Logical or visual?
A practical approach to Hebrew content providing

Good HTML is portable across platforms and media. As new browsers are always produced and diversity increases with time, authors should take care that their documents would be also long lasting, rather than only render correctly in existing browsers. The future cannot be fully predicted, but writing in accordance to standards, that are designed with portability in mind, is the best guarantee for a document to be long lasting.

This however does not guarantee that current non-standard browsers will display your documents well. Thus, in addition, documents should be backward compatible, that is, designed to function within the limited support to the standards in current browsers.

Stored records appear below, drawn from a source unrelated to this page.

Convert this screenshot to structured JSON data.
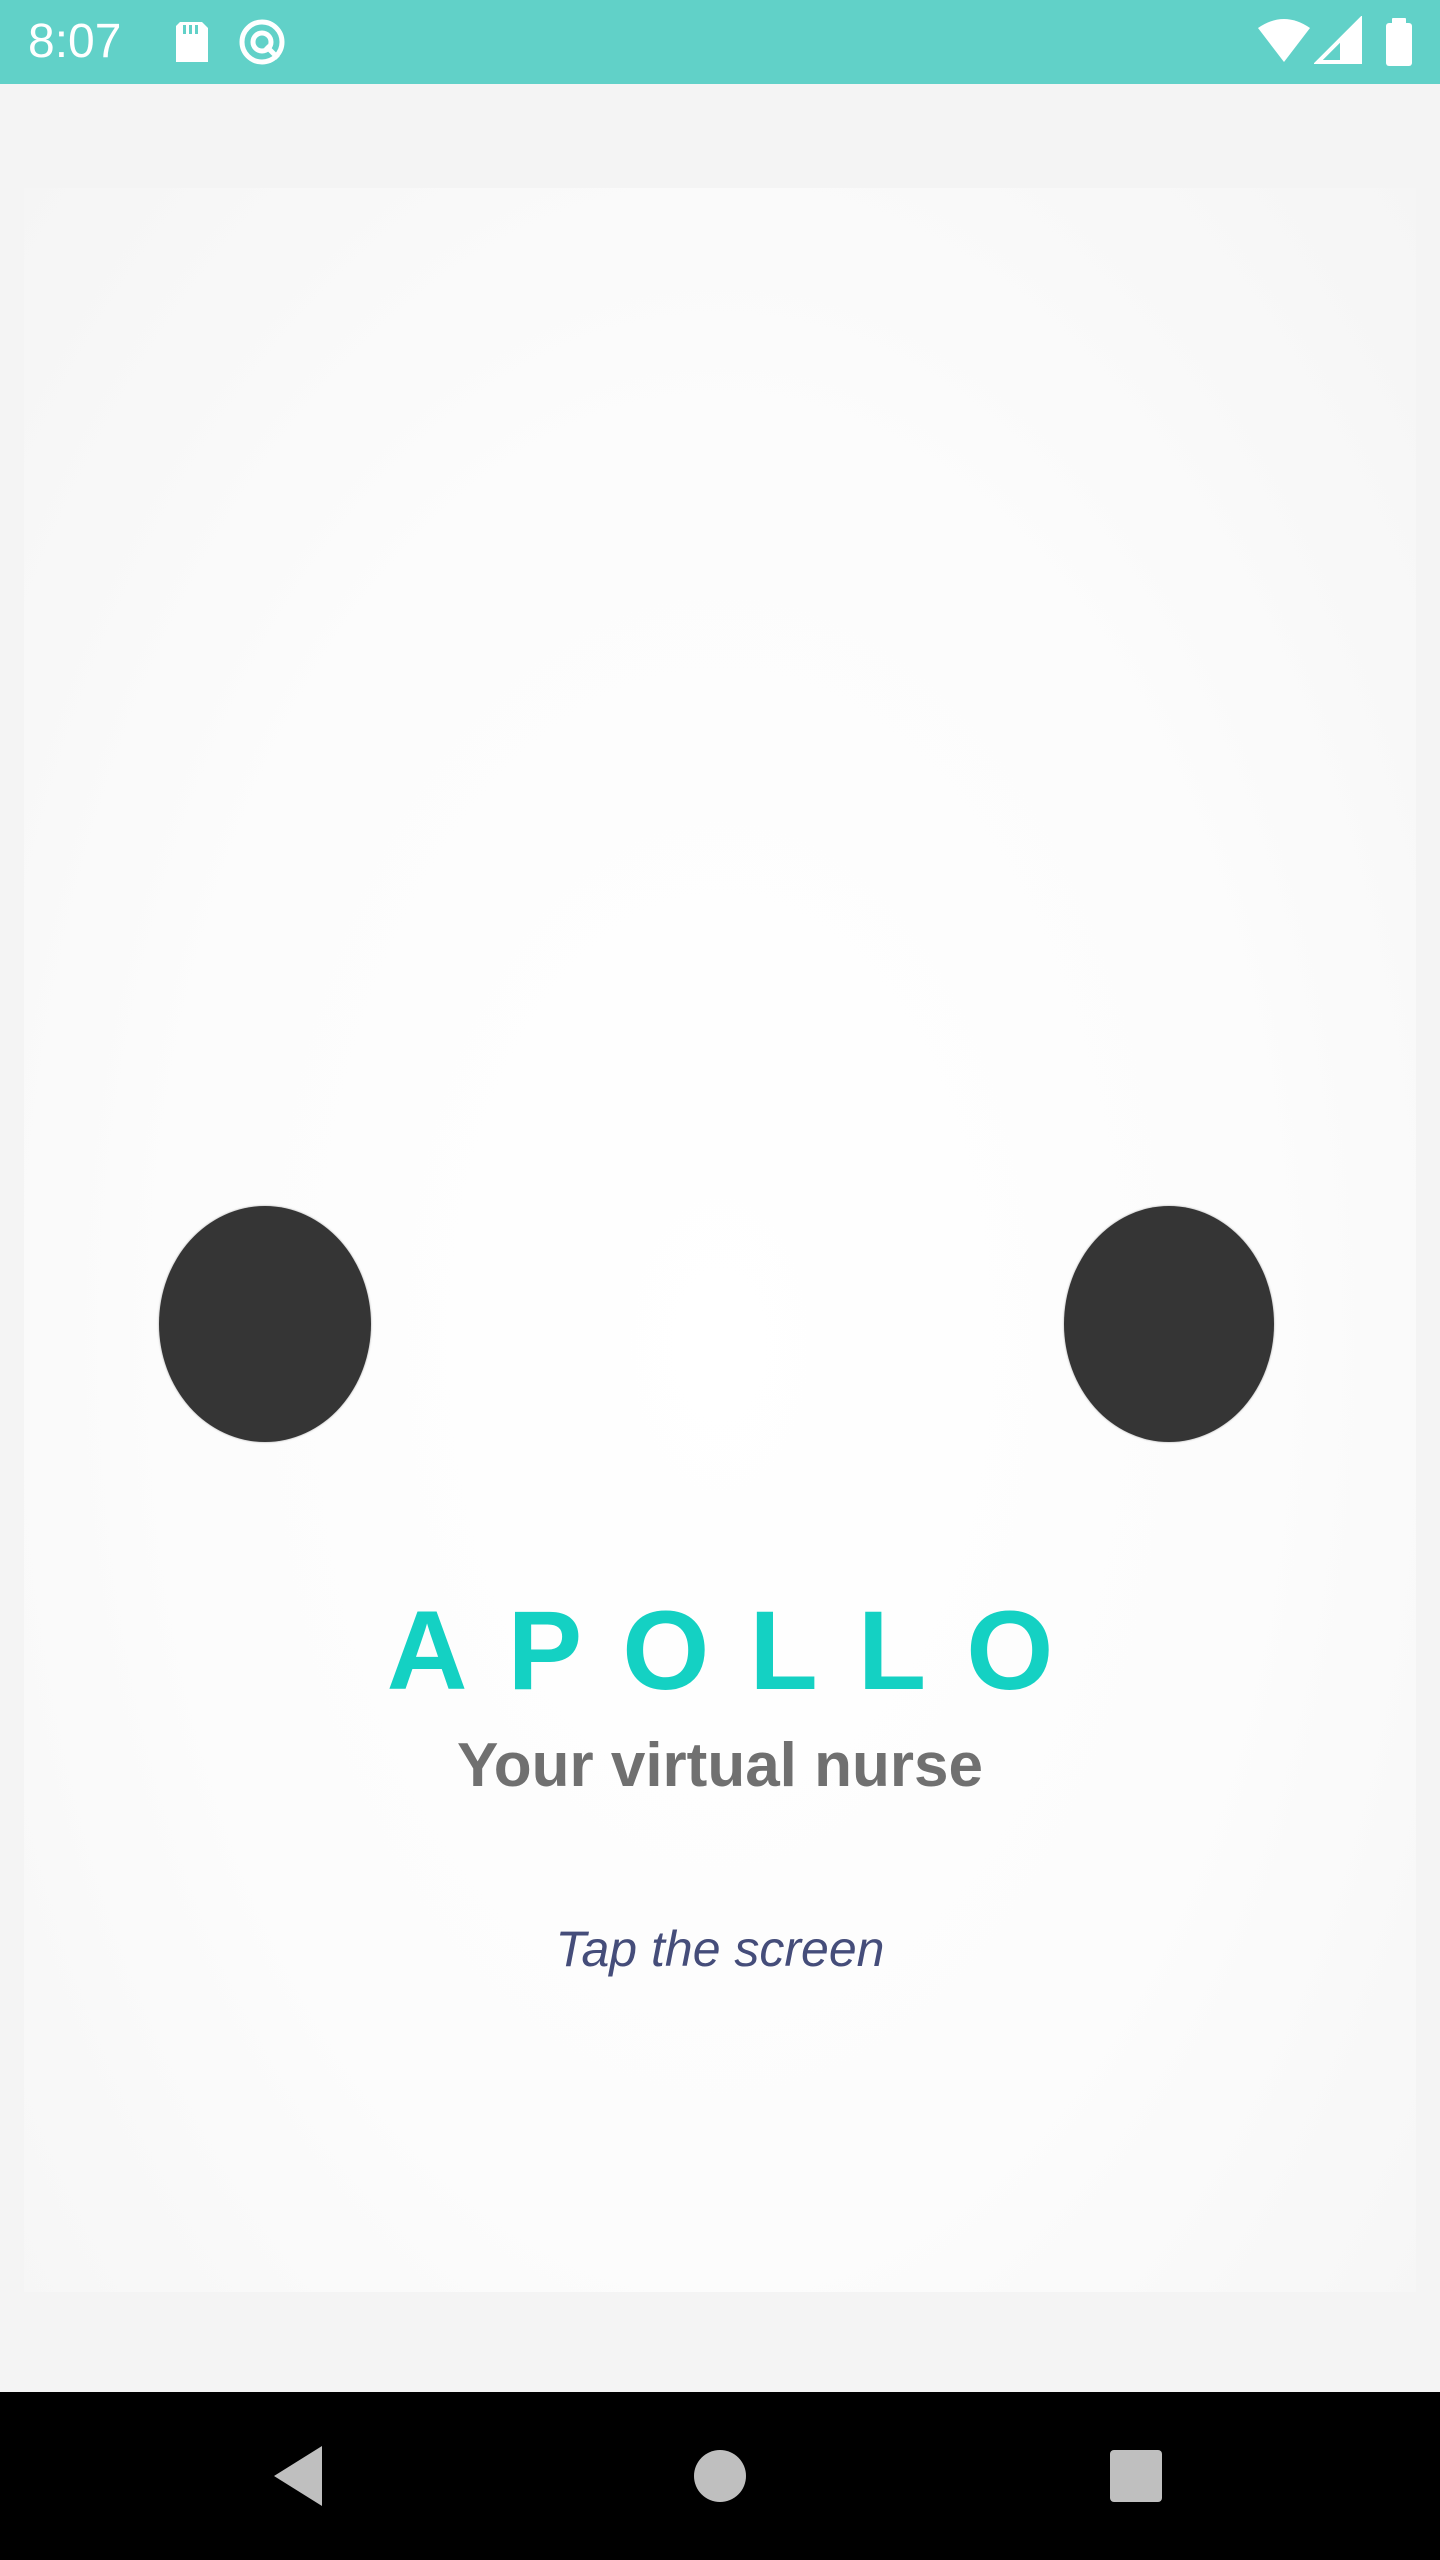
{
  "status_bar": {
    "time": "8:07",
    "background_color": "#61d1c8",
    "icons": [
      "sd-card-icon",
      "sync-icon",
      "wifi-icon",
      "cell-signal-icon",
      "battery-icon"
    ]
  },
  "app": {
    "title": "APOLLO",
    "subtitle": "Your virtual nurse",
    "hint": "Tap the screen",
    "title_color": "#14d1c3",
    "subtitle_color": "#707070",
    "hint_color": "#454d7a",
    "eye_color": "#353535"
  },
  "navigation_bar": {
    "buttons": [
      "back-icon",
      "home-icon",
      "recents-icon"
    ]
  }
}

As the reader may know, there are two common methods for coding Hebrew in HTML. The bi-directional way (logical method) and the visual method. In the logical method characters are stored in the electronic document in the order that a normal person would type, and in the visual method the characters are ordered assuming that the display device will order them left-to-right. In HTML, only the logical method is a real standard. [Read more on standards]

The logical method is efficient, long lasting, and portable, but not backward compatible.

Comparison between the two methods

portability: Visually encoded pages must make assumptions on the width of the screen and font size of the user's browser. It seems that for any assumption that you'll make, there will be some users with a smaller screen resolution or bigger fonts that will make a mess of the line breaks. Logically encoded pages, like pages of a left-to-right script, do not have this problem.

Visually ecoded pages cannot be rendered at all in speach browsers. That is, in browsers that read the text allowed rather than show it on a screen.

Visually encoded pages are not well understood by indexing robots and search engines. As a user will always type search keywords logically, the search engine must apply bi-directional analysis to the search terms before trying to match them to the text in its database. Moreover search strings of more than one word may be missed altogether if the string is broken over two lines in the HTML document.

With logical encoding the search mechanism does not have to know anything about bi-directional text. Simply taking the search terms as typed and matching against the text will yield the correct results.

It is difficult to navigate visually encoded documents using the keyboard as the "tabbing order" of elements on the same line is in reverse to their reading order.

Efficient markup and production: With logical encoding one can use HTML efficiently as it was designed. In visual pages it is impossible even to use constructs such as HTML lists (the <ul> and <ol> tags), and all line breaks must be hard coded with <br> tags.

Logically encoded pages may include nikud and ta'amei mikra. Visually encoded pages cannot.

Logical pages are cheaper to produce, simply since people always type Hebrew text logically. Production of visually encoded pages must involve machine conversion from logical to visual. The vast majority of existing Hebrew electronic documents (that are not online) are encoded logicallly. Putting them online will be cheaper and easier with logical encoding.

Using efficient markup can make it easier to translate a website to another language, with minimal changes to markup.

Long lastingness: Logical encoding is the standard. In some other scripts, such as the Arabic script, visual encoding is not an option, so one should expect increasing support for logical encoding.

Backward compatibility: Logically encoded pages will render useless in browsers that do not support bi-directional text. With certain restrictions (screen width etc.), visually encoded documents may render reasonably in both old and new browsers.

What method to use?

The advantages of the logical method as a long run solution are evident. Unfortunately, there are many users with older browsers who cannot render these pages correctly. In order to accomodate both, but in the same time give a good service to users of BiDi browsers I would suggest writing two versions of the website. The logical version should be considered as the primary one, using efficient fast loading pages, styled with style sheets, and the visual one, as a transitional measure, for backward compatibility.

Many websites have only a visual version. Providing two versions would be much better:

And of course, what is good for your users and for society, is also good for you!